Cultural events should, by definition, have an element of spiritual uplifting. You should leave in a different emotional state and, hopefully, entertained as well.
Yaron Cohen certainly subscribes to both lines of thinking, and then some, as his stage name, Melodic Healer, suggests.
Cohen is the brains and creative impetus behind the Messarim me’Olamot Elyonim (Messages from Higher Worlds) show that is currently making the rounds in Israel. The next performance takes place at Beit Hayotzer in the Tel Aviv Port tomorrow evening (8:30 p.m.), with the following two gigs lined up for ZOA House in Tel Aviv on May 26 and July 14.
It is a little difficult to grasp the full breadth of the project, so a little in the way of enlightenment was in order.
“The basis is music,” Cohen explains. “But this is a multi-show, a multidisciplinary show.”
The expansive artistic spread is, says Cohen, a means to an important end.
“The subject matter is not very easy for the audience to take in on a day-today basis, so we needed to create an attractive framework to draw people in,” he continues.
The genre range takes in music, dance, video art, theater and singing.
Messarim me’Olamot Elyonim is plainly more than just good old entertainment. It first saw the light of day in 2012, when Cohen released the thematic CD Living with Joy. That was inspired by a life-changing work of literature he had come across several years earlier.
“I encountered spiritual books around 15 years ago. I started reading a lot of material,” Cohen recalls, noting a particular work. “I read Living with Joy by Sanaya Roman. That really changed my life and the way I look at myself and the world. I started reading the book, and I have been in that world ever since.”
One of the basic premises of Roman’s philosophy is that we should be the change we want to achieve and follow the titular mindset. Cohen is living, smiling proof of the benefits and applicability of taking stock of your life and changing course midstream, if such is required.
Cohen trained as a classical pianist and composer, completing his studies at the Academy of Music and Dance of the Hebrew University of Jerusalem.
However, he ended up in a very different kind of day job.
“I was in the police force for around 20 years,” he says. “I served in Jerusalem. It was a tough time.”
Coming across Roman’s book, after which he worked his way through several other works by the author, sparked the 180-degree change in both Cohen’s professional life and his inner world.
“I was never really a policeman in myself. I was more an artist. So that created emotional difficulties for me.
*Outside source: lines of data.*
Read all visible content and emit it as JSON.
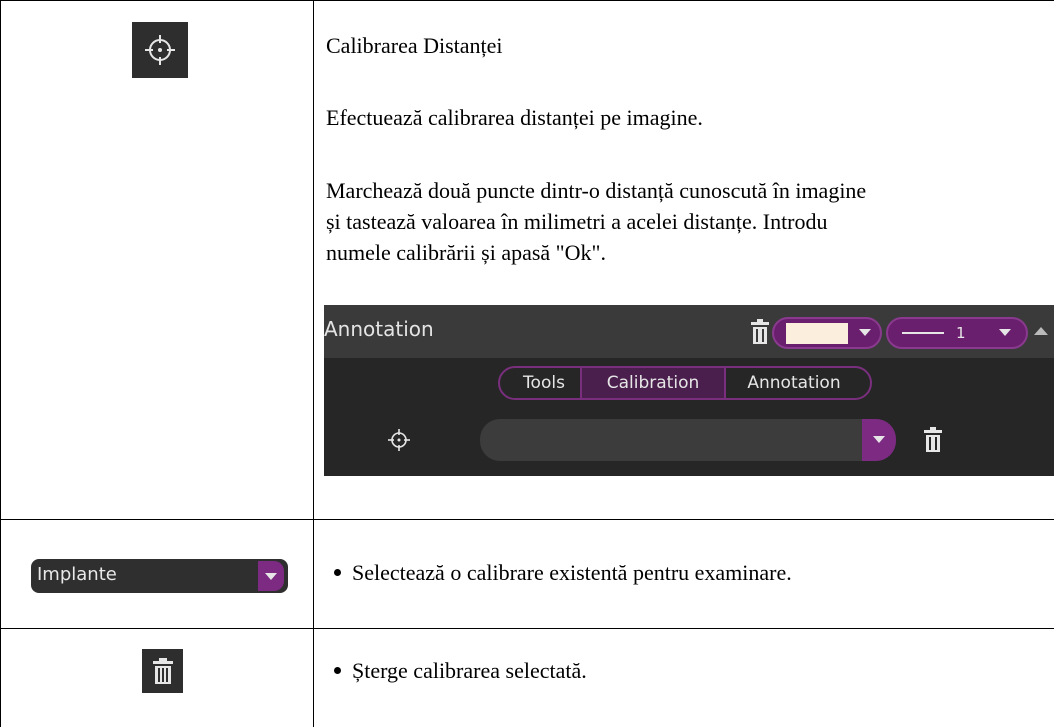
{
  "rows": [
    {
      "icon": "crosshair-icon",
      "title": "Calibrarea Distanței",
      "description": "Efectuează calibrarea distanței pe imagine.",
      "instructions": [
        "Marchează două puncte dintr-o distanță cunoscută în imagine",
        "și tastează valoarea în milimetri a acelei distanțe. Introdu",
        "numele calibrării și apasă \"Ok\"."
      ]
    },
    {
      "control_label": "Implante",
      "bullet": "Selectează o calibrare existentă pentru examinare."
    },
    {
      "icon": "trash-icon",
      "bullet": "Șterge calibrarea selectată."
    }
  ],
  "panel": {
    "title": "Annotation",
    "color_swatch": "#fbeedd",
    "line_width": "1",
    "tabs": [
      "Tools",
      "Calibration",
      "Annotation"
    ],
    "active_tab": "Calibration",
    "accent": "#7d2a83"
  }
}
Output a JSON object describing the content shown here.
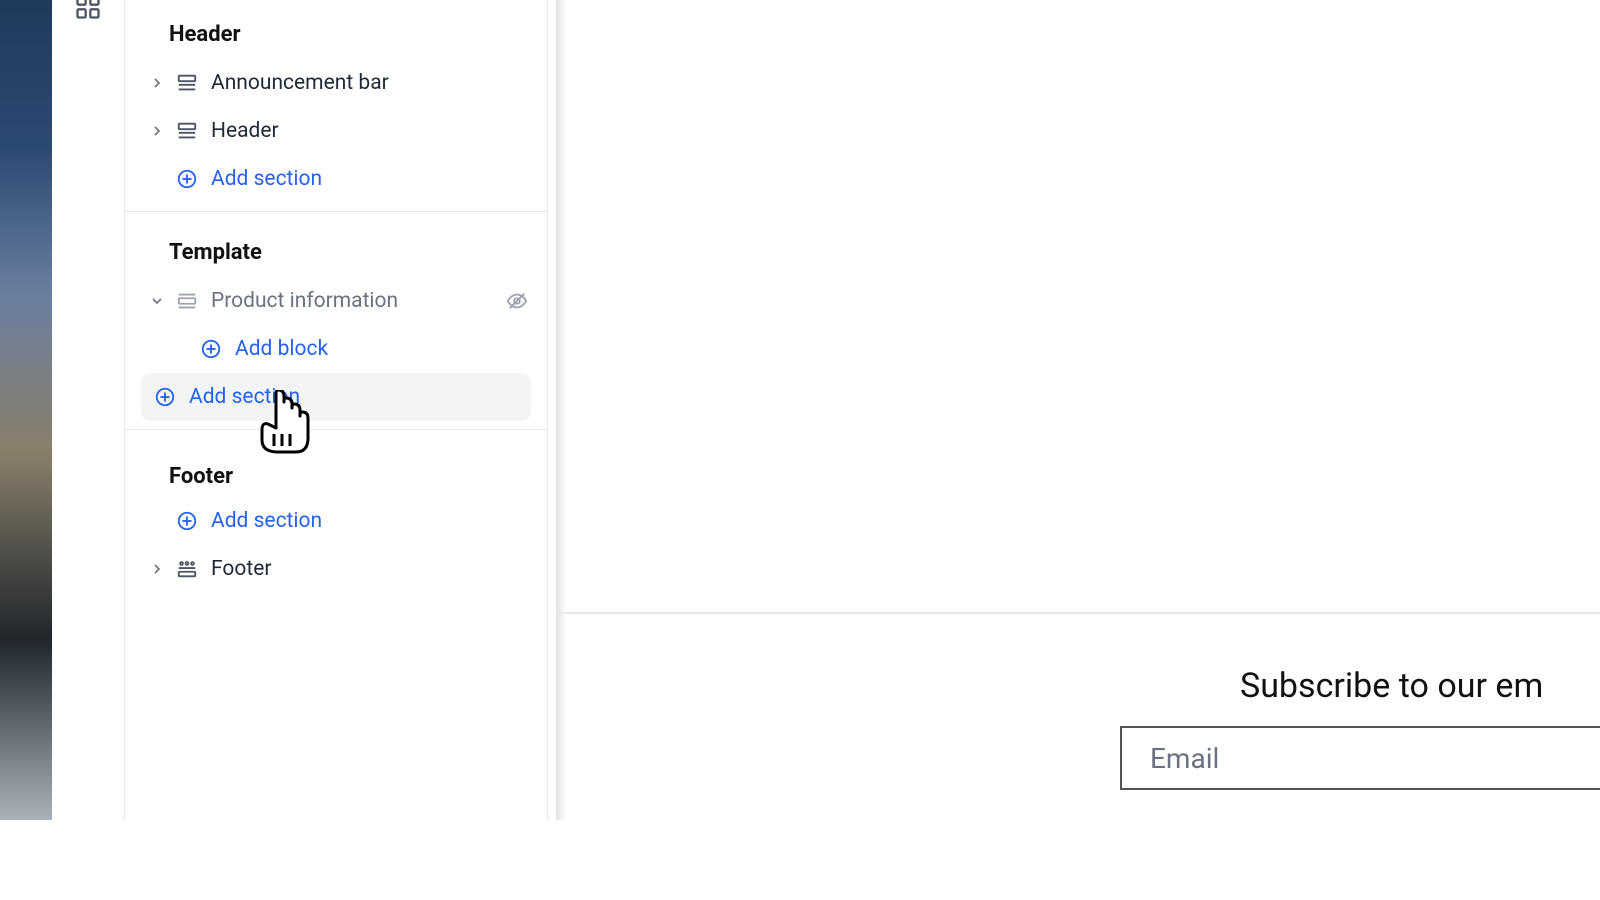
{
  "rail": {
    "icon": "sections-icon"
  },
  "sidebar": {
    "groups": {
      "header": {
        "title": "Header",
        "items": [
          {
            "label": "Announcement bar"
          },
          {
            "label": "Header"
          }
        ],
        "add_section": "Add section"
      },
      "template": {
        "title": "Template",
        "items": [
          {
            "label": "Product information"
          }
        ],
        "add_block": "Add block",
        "add_section": "Add section"
      },
      "footer": {
        "title": "Footer",
        "add_section": "Add section",
        "items": [
          {
            "label": "Footer"
          }
        ]
      }
    }
  },
  "preview": {
    "subscribe_heading": "Subscribe to our em",
    "email_placeholder": "Email"
  },
  "colors": {
    "accent": "#2563eb"
  }
}
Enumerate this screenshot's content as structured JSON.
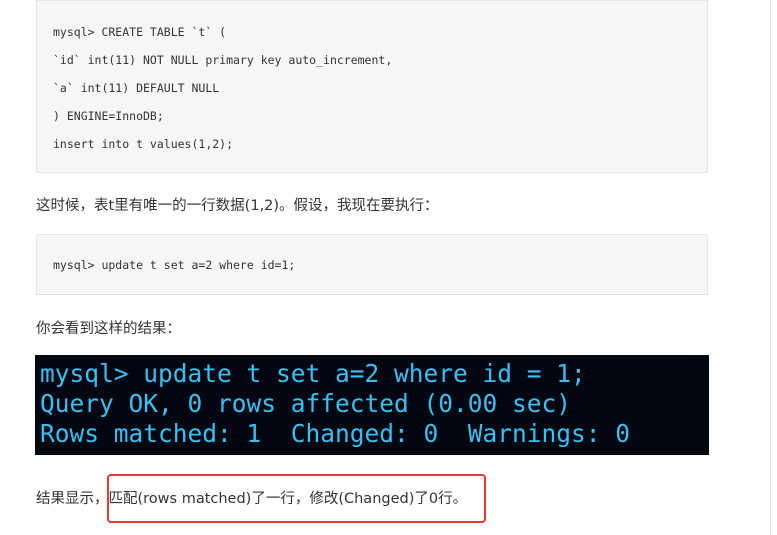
{
  "code_block_1": {
    "lines": [
      "mysql> CREATE TABLE `t` (",
      "`id` int(11) NOT NULL primary key auto_increment,",
      "`a` int(11) DEFAULT NULL",
      ") ENGINE=InnoDB;",
      "insert into t values(1,2);"
    ]
  },
  "paragraph_1": "这时候，表t里有唯一的一行数据(1,2)。假设，我现在要执行：",
  "code_block_2": {
    "line": "mysql> update t set a=2 where id=1;"
  },
  "paragraph_2": "你会看到这样的结果：",
  "terminal": {
    "lines": [
      "mysql> update t set a=2 where id = 1;",
      "Query OK, 0 rows affected (0.00 sec)",
      "Rows matched: 1  Changed: 0  Warnings: 0"
    ],
    "text_color": "#39c0f2",
    "background": "#030712"
  },
  "paragraph_3": {
    "prefix": "结果显示，",
    "highlighted": "匹配(rows matched)了一行，修改(Changed)了0行。"
  },
  "highlight_color": "#e53935"
}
The book that found me began to sow the seeds of change and generate thoughts in me, and I gradually began to put those ideas into practice. People often read such kinds of books, but they don’t get around to applying what they read. I really took the ideas I got from Sanaya Roman’s book and began to live them,” he recounts.
The full title of the book is Living with Joy – Keys to Personal Power & Spiritual Transformation. Enough said.
For Cohen, it wasn’t just a matter of getting away from the unwanted challenging nitty-gritty of law enforcement.
“The first thing I did was to quit the police force and to look for a different way of living – living with joy. I was offered a helping hand through the book, and I grabbed it,” he says.
The base message behind Messarim me’Olamot Elyonim is that we are masters/mistresses of our own destiny, and that it is down to us to chart our own course through life.
“The way I see it, most [people] live with suffering,” Cohen notes. “The goal is to live out of a sense of joy.”
The show was two years in the making before it began making the rounds of cultural and entertainment venues up and down the country. It incorporates readings of Hebrew texts, songs sung in English, live music and eye-catching background video art.
The notions Cohen puts forward in the show include the matter of living every moment of your life as it occurs.
John Lennon once noted that “Life is what happens to you while you’re busy making other plans.” Cohen goes along with that here-and-now ethos.
“People often run away from the present and focus on what happened to them in the past or what they think, or hope, will happen to them in the future. The present is a bit difficult for them. The challenge is to live now and to live out of a sense of joy,” he asserts.
For Cohen, this is not just pie-in-thesky philosophy. He has been there and done that.
“I quit my job with the police because, for me, it was suffering. It’s all about getting the suffering out of your life and living with joy,” he says.For tickets and more information: Beit Hayotzer (03) 611-3577 and https:// bama.acum.org.il; ZOA House (03) 695-9341 and http://www.zoatlv.co.il